Growing military action in oil-rich Libya and other prospects pointing to a tightening market were the triggers for crude gains on Monday, and pundits warned that the Libyan situation could cause shock to the market in the near future - although at least one respected bank doesn't believe oil will climb to $80 any time soon.
Brent rose 76 cents, or 1.1 percent, to settle at $71.10 per barrel, while West Texas Intermediate gained $1.32, or 2.1 percent, to settle at $64.40 per barrel.
As eastern forces advanced on Libya's capital, John Kilduff, founding partner at Again Capital, said, "The violence in Libya is captivating the market; given the intense efforts of Saudi Arabia and other countries to restrict output, there is a sense that losing the Libyan oil, again, has the makings of a supply crunch."
Dave Ernsberger, S&P Global Platts
The fact that there might be a lack of Libyan supply to the market is potentially a bit of a shock
The situation weighed heavily on Dave Ernsberger, global head of energy at S&P Global Platts: he told CNBC that "The Libyan conflict coming back onto the front of the mind of the marketplace is actually very significant right now; we've seen Venezuelan production fall of a cliff, we've seen already inventories against the five-year average move into more bullish levels, so the fact that there might be a lack of Libyan supply to the market is potentially a bit of a shock."
Paul Horsnell, global head of commodities at Standard Chartered, noted that "The immediate barrels under threat would be those from the southwest which come up through into the west of the country, so that would be El Shahara field, a good 300,000, maybe up to 400,000 at immediate risk."
But he added, "it's the uncertainty of those supplies rather than the immediate changes in the flow" that will impact markets.
However, many of the ingredients of the crude crunch analysts seem to think is impending is short-term, for example: traders told media that Monday's crude gains were also driven by Genscape reporting that crude stockpiles at Cushing, Oklahoma, the delivery point for WTI, fell by about 419,000 barrels last week.
Even the Libya situation is ephemeral, said Jeff Currie, global head of commodities at Goldman Sachs: "If you did lose that supply out of Libya right now, or a portion of it, most of the market would view it as being temporary as we've seen over the course of the last several years.
"So it would create and reinforce a spot price move to the upside and that $75 potential-plus range, but it wouldn't do anything at the back end."

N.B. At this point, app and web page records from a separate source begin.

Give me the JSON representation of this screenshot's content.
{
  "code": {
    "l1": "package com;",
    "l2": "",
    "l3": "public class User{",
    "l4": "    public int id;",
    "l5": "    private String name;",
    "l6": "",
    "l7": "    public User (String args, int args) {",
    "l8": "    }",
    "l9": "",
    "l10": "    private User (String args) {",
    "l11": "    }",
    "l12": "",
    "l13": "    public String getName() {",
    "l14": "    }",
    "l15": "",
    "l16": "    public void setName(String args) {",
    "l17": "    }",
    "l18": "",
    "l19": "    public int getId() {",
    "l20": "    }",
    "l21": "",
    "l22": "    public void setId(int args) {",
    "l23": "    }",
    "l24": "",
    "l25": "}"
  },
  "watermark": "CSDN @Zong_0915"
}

Currie also said that oil won't be returning to the peak levels of $86 reached last year: "This market is in a million barrel per day deficit right now, and we think upside price is $70 to $75 (per barrel), but the back end anchored around $60."
As if to put everything into perspective, Reuters pointed out that crude prices could just as easily plummet this year as climb, and it cited Kirill Dmitriev, the head of Russia's direct investment fund, signaling on Monday that his country wants to raise oil output when it meets with the Organization of the Petroleum Exporting Countries (OPEC) in June.